Ford Posts ‘Keep Out’ Sign For Spiders Under The Hood

A new Ford invention aims to keep spiders from nesting inside vehicles, which can be a real problem. Spiders can build dense webs that can block fuel vapor lines, which can crack them and potentially cause fires.  To fight the creepy crawlers, Ford’s come up with an updated “spider screen” which it will install on its vehicles globally starting with the 2016 Focus RS.

So what spiders in particular are the problem, you ask? Well, it’s those of the pesky Cheiracanthium mildei and Cheiracanthium inclusum variety– more commonly referred to as yellow sac spiders. Instead of using webs to catch prey, these spiders build cocoon-like webs for shelter and to lay eggs. Their home is dense enough to potentially block fuel vapor lines, which can lead to engine damage and diminished vehicle performance.

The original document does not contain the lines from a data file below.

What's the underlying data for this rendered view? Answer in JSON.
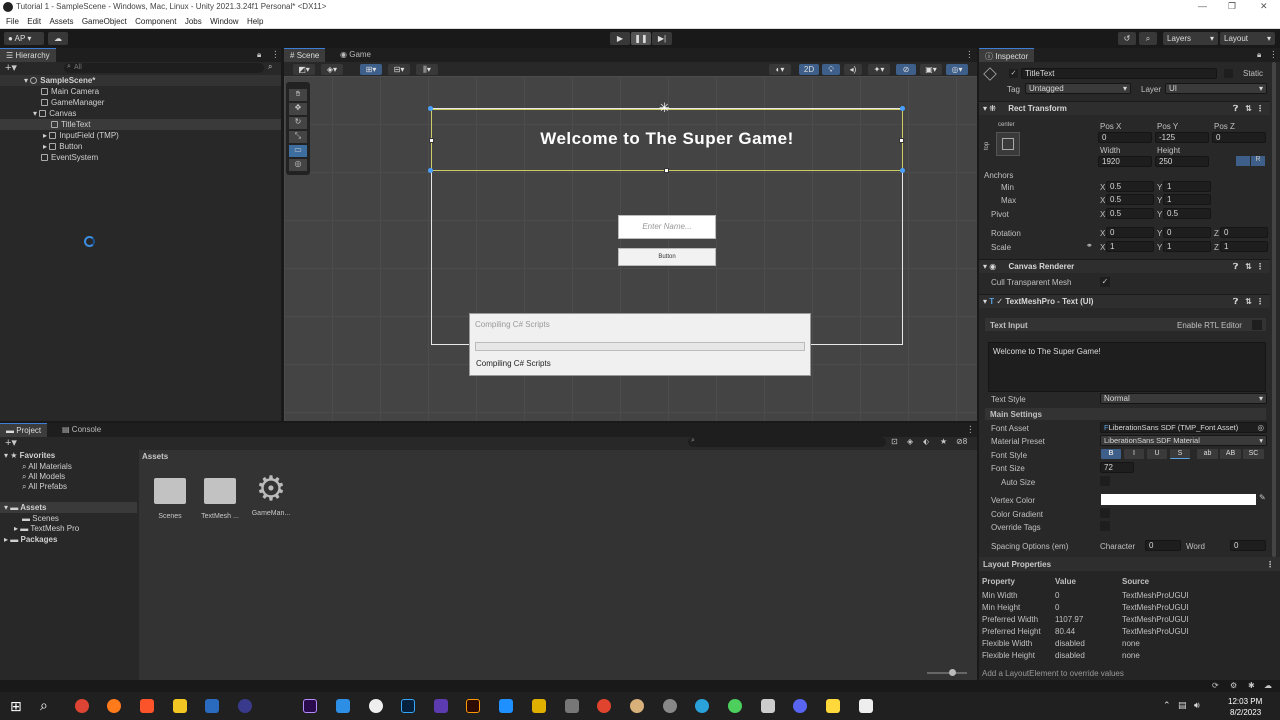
{
  "window": {
    "title": "Tutorial 1 - SampleScene - Windows, Mac, Linux - Unity 2021.3.24f1 Personal* <DX11>"
  },
  "menu": [
    "File",
    "Edit",
    "Assets",
    "GameObject",
    "Component",
    "Jobs",
    "Window",
    "Help"
  ],
  "toolbar": {
    "account": "AP",
    "layers": "Layers",
    "layout": "Layout"
  },
  "hierarchy": {
    "tab": "Hierarchy",
    "search_placeholder": "All",
    "items": [
      {
        "label": "SampleScene*",
        "indent": 0
      },
      {
        "label": "Main Camera",
        "indent": 1
      },
      {
        "label": "GameManager",
        "indent": 1
      },
      {
        "label": "Canvas",
        "indent": 1
      },
      {
        "label": "TitleText",
        "indent": 2
      },
      {
        "label": "InputField (TMP)",
        "indent": 2
      },
      {
        "label": "Button",
        "indent": 2
      },
      {
        "label": "EventSystem",
        "indent": 1
      }
    ]
  },
  "scene": {
    "tabs": [
      "Scene",
      "Game"
    ],
    "mode2d": "2D",
    "title_text": "Welcome to The Super Game!",
    "input_placeholder": "Enter Name...",
    "button_label": "Button"
  },
  "dialog": {
    "title": "Compiling C# Scripts",
    "message": "Compiling C# Scripts"
  },
  "project": {
    "tabs": [
      "Project",
      "Console"
    ],
    "favorites_label": "Favorites",
    "favorites": [
      "All Materials",
      "All Models",
      "All Prefabs"
    ],
    "assets_label": "Assets",
    "assets_children": [
      "Scenes",
      "TextMesh Pro"
    ],
    "packages_label": "Packages",
    "breadcrumb": "Assets",
    "tiles": [
      "Scenes",
      "TextMesh ...",
      "GameMan..."
    ]
  },
  "inspector": {
    "tab": "Inspector",
    "object_name": "TitleText",
    "static_label": "Static",
    "tag_label": "Tag",
    "tag_value": "Untagged",
    "layer_label": "Layer",
    "layer_value": "UI",
    "rect_transform": {
      "header": "Rect Transform",
      "anchor_h": "center",
      "anchor_v": "top",
      "pos_x_label": "Pos X",
      "pos_x": "0",
      "pos_y_label": "Pos Y",
      "pos_y": "-125",
      "pos_z_label": "Pos Z",
      "pos_z": "0",
      "width_label": "Width",
      "width": "1920",
      "height_label": "Height",
      "height": "250",
      "anchors_label": "Anchors",
      "min_label": "Min",
      "min_x": "0.5",
      "min_y": "1",
      "max_label": "Max",
      "max_x": "0.5",
      "max_y": "1",
      "pivot_label": "Pivot",
      "pivot_x": "0.5",
      "pivot_y": "0.5",
      "rotation_label": "Rotation",
      "rot_x": "0",
      "rot_y": "0",
      "rot_z": "0",
      "scale_label": "Scale",
      "scale_x": "1",
      "scale_y": "1",
      "scale_z": "1"
    },
    "canvas_renderer": {
      "header": "Canvas Renderer",
      "cull_label": "Cull Transparent Mesh"
    },
    "tmp": {
      "header": "TextMeshPro - Text (UI)",
      "text_input_label": "Text Input",
      "rtl_label": "Enable RTL Editor",
      "text_value": "Welcome to The Super Game!",
      "text_style_label": "Text Style",
      "text_style": "Normal",
      "main_settings": "Main Settings",
      "font_asset_label": "Font Asset",
      "font_asset": "LiberationSans SDF (TMP_Font Asset)",
      "material_label": "Material Preset",
      "material": "LiberationSans SDF Material",
      "font_style_label": "Font Style",
      "font_styles": [
        "B",
        "I",
        "U",
        "S",
        "ab",
        "AB",
        "SC"
      ],
      "font_size_label": "Font Size",
      "font_size": "72",
      "auto_size_label": "Auto Size",
      "vertex_color_label": "Vertex Color",
      "color_gradient_label": "Color Gradient",
      "override_tags_label": "Override Tags",
      "spacing_label": "Spacing Options (em)",
      "character_label": "Character",
      "character": "0",
      "word_label": "Word",
      "word": "0"
    }
  },
  "layout_props": {
    "header": "Layout Properties",
    "columns": [
      "Property",
      "Value",
      "Source"
    ],
    "rows": [
      [
        "Min Width",
        "0",
        "TextMeshProUGUI"
      ],
      [
        "Min Height",
        "0",
        "TextMeshProUGUI"
      ],
      [
        "Preferred Width",
        "1107.97",
        "TextMeshProUGUI"
      ],
      [
        "Preferred Height",
        "80.44",
        "TextMeshProUGUI"
      ],
      [
        "Flexible Width",
        "disabled",
        "none"
      ],
      [
        "Flexible Height",
        "disabled",
        "none"
      ]
    ],
    "footer": "Add a LayoutElement to override values"
  },
  "taskbar": {
    "time": "12:03 PM",
    "date": "8/2/2023"
  },
  "colors": {
    "accent": "#3c7fd9",
    "selection": "#3a3a3a",
    "gizmo": "#cccc66"
  }
}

The issue’s prompted recalls from Mazda and Toyota in recent years.

David Gimby, a Ford fuel systems engineer, started looking into how to keep spiders out of Ford vehicles back in 1999. Having no background in arachnology, he researched the life and science of spiders and in 2004 Ford produced its first spider screen, which has kept spiders from nesting inside Ford vehicles for years.

“These particular Arachnids are not sedentary – they are hunters and constantly roaming,” Gimby explained. “When it’s time to build a birthing cocoon or an over-winter cocoon, they seek a cavity or a depression, like a fuel vapor line opening, which allows them to maximize the use of their silk.”

“Spiders can be a nuisance for our vehicle owners,” said Gimby. “We studied these species to discern how they nest, then designed an effective device for excluding the larger, problematic spiders from nesting in our cars.”

Since launching its first spider screen, Ford engineers have worked on this new and improved version that will soon be rolled out along its lineup.

Keeping fuel vapor lines clear is key to air and vapor circulation for a vehicle’s carbon canister, where fuel vapors are captured so they don’t enter the environment. The Ford-developed spider screen keeps spiders out of the line, but allows air and vapor flow for optimal vehicle operation.

“We are constantly improving and adapting, even when it comes to technologies that are already working,” said William Euliss, Ford fuel systems engineer. “There is a significant amount of engineering that goes into every detail of our vehicles, like the spider screen.”

So sorry spiders, you’ll have to find a new home.

Photo Credit: Ford